There are many wonderful campsites along this trail, making it ideal for an easy, light (no need to carry water) overnight trip as well.
We completed our trip to The Box by driving the rest of the Hell’s Backbone road. Of course, we had to take a picture at the Hell’s Backbone bridge, a narrow span between very steep drop-offs (Death Hollow and Sand Creek drainages.)
I highly recommend this trail to you and your family. Have you started your hiking season yet? How is spring progressing where you are? Please leave me a comment below.
Posted by jenthegranolamom on May 6, 2013
Early in March, we hiked Navajo Knobs in Capitol Reef again. Since I’ve told you about this great hike before, I won’t write all about it again. Instead, we let Brett be in charge of the camera, and I want to share this great picture.
Just showing the forever you can see from the top!
Some more hiking posts soon to come, and a little about how we wind up our homeschool year. Hope to see you again soon!
Posted by jenthegranolamom on May 1, 2013
I often say “it’s just not my cup of tea.” When I make this statement, I am asserting my right to choose for myself what I consider fun and useful in my life. So while a 20-mile training run is my cup of tea, going to a wedding shower is not. Yes, the cup of tea I choose is different than that of most people of my age, sex and social position.
Do we allow the same freedom to our children? Do we allow them to choose their own “cup of tea?” Two books that have really reinforced that question for me lately are Guerilla Learning by Amy Silver and Grace Llewellyn and The Teenage Liberation Handbook by Grace Llewellyn. These two books that focus on kid-powered learning, based on choice and interest by the child, are both change and guilt inspiring. How can we as parents give our children power over their own learning, while still fulfilling our roles as parents?
- Really listen to our children’s interests and desires. By being alert to what makes them excited, we can direct them toward activities that expand their horizons and help them reach their goals.
- Find opportunities in the community to expose them to new ideas. Being on the constant lookout for new opportunities for your children is one of the best ways parents can help their children know what is interesting to them. How can a person be interested in astronomy if he’s never looked at the stars? How can a person follow a passion for music without hearing a wide variety of music? Investigate opportunities for your children to try new ideas and activities in your community, at local museums, at the library or amongst adult interest groups.
- Allow plenty of free time for exploration. Don’t fill every moment of your children’s time. Allow them the space to find what really interests them.
One of the most difficult things advocated by these books is for the parent to support their children’s interest whether or not that is one of the parent’s interests or the parent feels that this interest is valuable. For example, it is much easier for me to support an interest in classical or bluegrass music than rock music. Although this is true, I need to allow my child to pursue his own interest. (Easier said than done.)

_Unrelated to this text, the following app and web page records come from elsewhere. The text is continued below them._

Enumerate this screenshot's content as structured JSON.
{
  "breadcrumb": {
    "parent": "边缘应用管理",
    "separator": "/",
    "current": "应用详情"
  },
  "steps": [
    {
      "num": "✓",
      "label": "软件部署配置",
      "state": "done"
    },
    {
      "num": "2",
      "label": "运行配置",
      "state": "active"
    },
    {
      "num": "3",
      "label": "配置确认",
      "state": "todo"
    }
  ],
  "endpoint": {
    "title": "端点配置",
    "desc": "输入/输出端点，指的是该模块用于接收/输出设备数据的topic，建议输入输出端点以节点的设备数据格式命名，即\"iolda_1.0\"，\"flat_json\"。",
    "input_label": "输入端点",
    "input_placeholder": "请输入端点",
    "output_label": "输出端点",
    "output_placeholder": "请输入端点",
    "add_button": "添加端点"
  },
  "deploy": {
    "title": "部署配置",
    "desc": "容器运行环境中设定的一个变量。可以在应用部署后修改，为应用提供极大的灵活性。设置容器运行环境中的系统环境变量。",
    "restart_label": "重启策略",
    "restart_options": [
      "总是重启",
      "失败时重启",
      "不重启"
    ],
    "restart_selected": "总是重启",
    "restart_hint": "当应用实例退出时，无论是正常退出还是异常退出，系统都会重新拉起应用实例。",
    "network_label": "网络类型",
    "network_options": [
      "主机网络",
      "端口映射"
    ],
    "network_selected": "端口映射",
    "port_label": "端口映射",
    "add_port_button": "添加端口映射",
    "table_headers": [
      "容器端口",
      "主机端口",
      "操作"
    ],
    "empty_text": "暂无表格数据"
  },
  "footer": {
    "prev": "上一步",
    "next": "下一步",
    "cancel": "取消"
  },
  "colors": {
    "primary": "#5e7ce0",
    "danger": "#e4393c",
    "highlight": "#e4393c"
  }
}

I highly recommend reading these books – Guerilla Learning is directed to parents, while Teenage Liberation Handbook is directed entirely to teens. Each of these will give you great ideas for expanding your child’s freedom as a homeschooler.
What have you read lately which has guided your schooling decisions? Do you believe in letting your children choose completely, or do you try to strike a balance between child-led and parent-led schooling? Please leave me a comment below.
Posted by jenthegranolamom on March 23, 2013